Wildlife Trafficking Openly Perpetrated at Satria Bird Market

Posted on by Abigail Forsyth

PETA recently captured video footage of illegal wildlife trafficking at Bali’s Satria Bird Market. A shop owner was filmed offering monkeys and a slow loris for sale. Slow lorises are nocturnal primates and a protected species in Indonesia. The trafficking of monkeys into Bali is illegal.

Suffering for Sale
Obtaining these animals in order to sell them is a deadly business. Baby monkeys are often illegally abducted from their jungle homes after hunters kill their mothers. The slow loris at the market was kept in a small, barren cage without access to water, and there was no official record of the animal, who was being sold “off the books.” Many exotic animals who are sold to ill-informed buyers or acquired as novelty “pets” on a whim die prematurely or are abandoned when buyers are no longer able or willing to care for them.

PETA is calling on law enforcement and the Ministry of Environment and Forestry to investigate this illegal and violent trade and file appropriate charges against the perpetrators.

This is the third time in as many years that illegal wildlife trafficking has been exposed at this market. Just last year, the same shop was caught selling monkeys, who were confiscated. The shop was given a warning and agreed never to sell monkeys again. Yet it brazenly continued to sell the illegally imported animals. The wildlife trafficker even compares his activities to those of the Mafia.

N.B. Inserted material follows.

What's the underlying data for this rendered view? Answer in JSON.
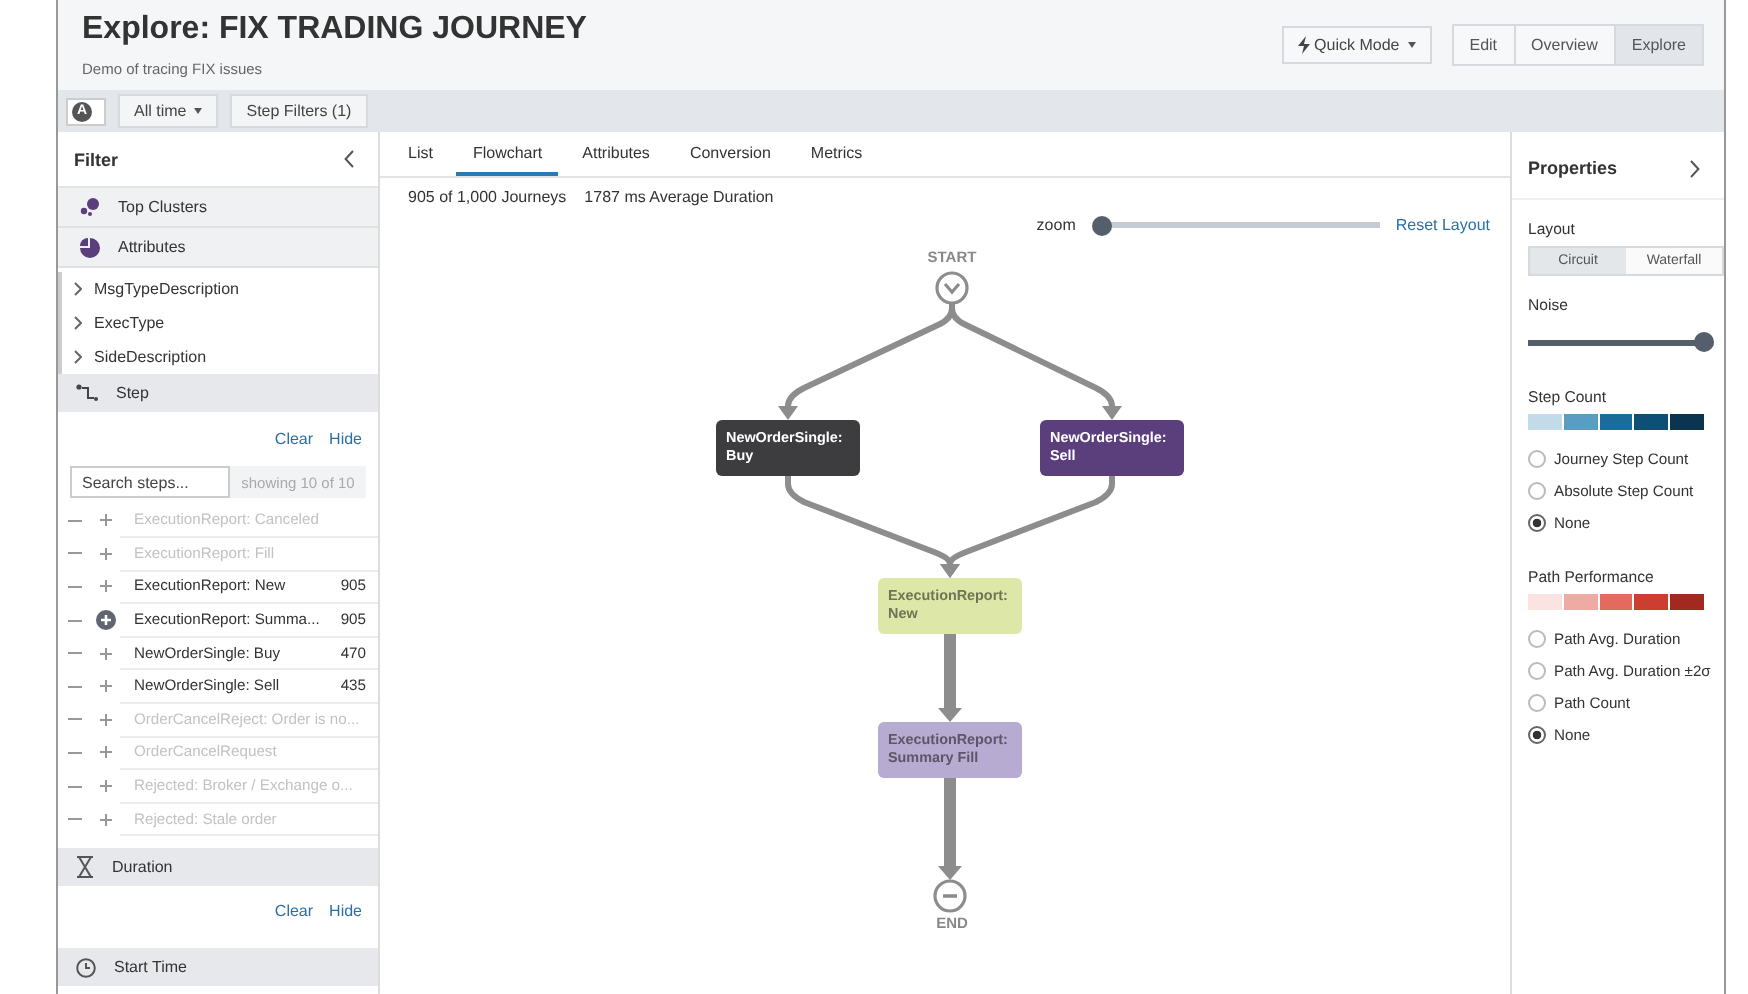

Authorities’ ineffectual warnings have clearly done nothing to deter vendors. Meaningful enforcement must be implemented without delay.

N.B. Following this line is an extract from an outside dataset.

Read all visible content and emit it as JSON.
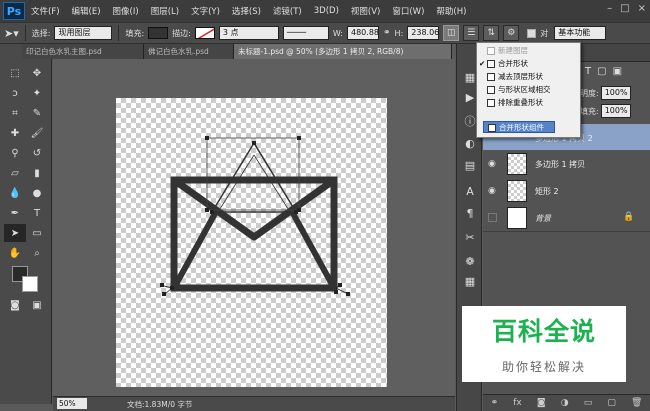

Threat to World Health
It’s estimated that 75% of all new infectious diseases originate from nonhuman animals. Animal markets, like the one in which the novel coronavirus is believed to have originated, are potential breeding grounds for viruses that cause zoonotic diseases, including COVID-19, SARS, and monkeypox. These markets, where there is direct contact between customers and live animals, provide the ideal environment for viruses to jump from one host to another. Feces and bodily fluids can be easily and unknowingly carried into restaurants, homes, and other places on the shoes and clothing of anyone who visits such markets. Rabies and the herpes B virus, which is nearly 70% fatal to humans without timely treatment, can be transferred from macaques to humans.

What You Can Do
Never buy animals at markets, from dealers, or from pet shops. Animal shelters are filled with dogs and cats who need loving homes.

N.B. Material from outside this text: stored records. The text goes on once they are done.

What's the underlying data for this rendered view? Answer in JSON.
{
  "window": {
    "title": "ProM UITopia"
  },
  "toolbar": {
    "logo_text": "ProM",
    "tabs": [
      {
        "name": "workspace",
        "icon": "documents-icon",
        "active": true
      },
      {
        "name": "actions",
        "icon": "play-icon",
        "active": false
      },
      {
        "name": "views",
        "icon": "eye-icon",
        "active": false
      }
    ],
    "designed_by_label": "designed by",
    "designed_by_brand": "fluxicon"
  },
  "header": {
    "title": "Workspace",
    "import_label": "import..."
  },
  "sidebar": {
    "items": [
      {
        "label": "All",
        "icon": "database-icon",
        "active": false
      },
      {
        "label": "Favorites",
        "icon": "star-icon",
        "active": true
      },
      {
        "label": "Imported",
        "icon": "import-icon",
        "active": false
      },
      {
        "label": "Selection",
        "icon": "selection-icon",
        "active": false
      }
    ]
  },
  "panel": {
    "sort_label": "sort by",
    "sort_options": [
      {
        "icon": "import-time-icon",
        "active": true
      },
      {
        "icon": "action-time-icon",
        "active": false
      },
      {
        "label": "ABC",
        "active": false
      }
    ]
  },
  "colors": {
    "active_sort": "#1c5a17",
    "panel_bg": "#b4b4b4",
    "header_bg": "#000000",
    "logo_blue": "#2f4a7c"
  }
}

If you see animals for sale illegally, contact the local authorities.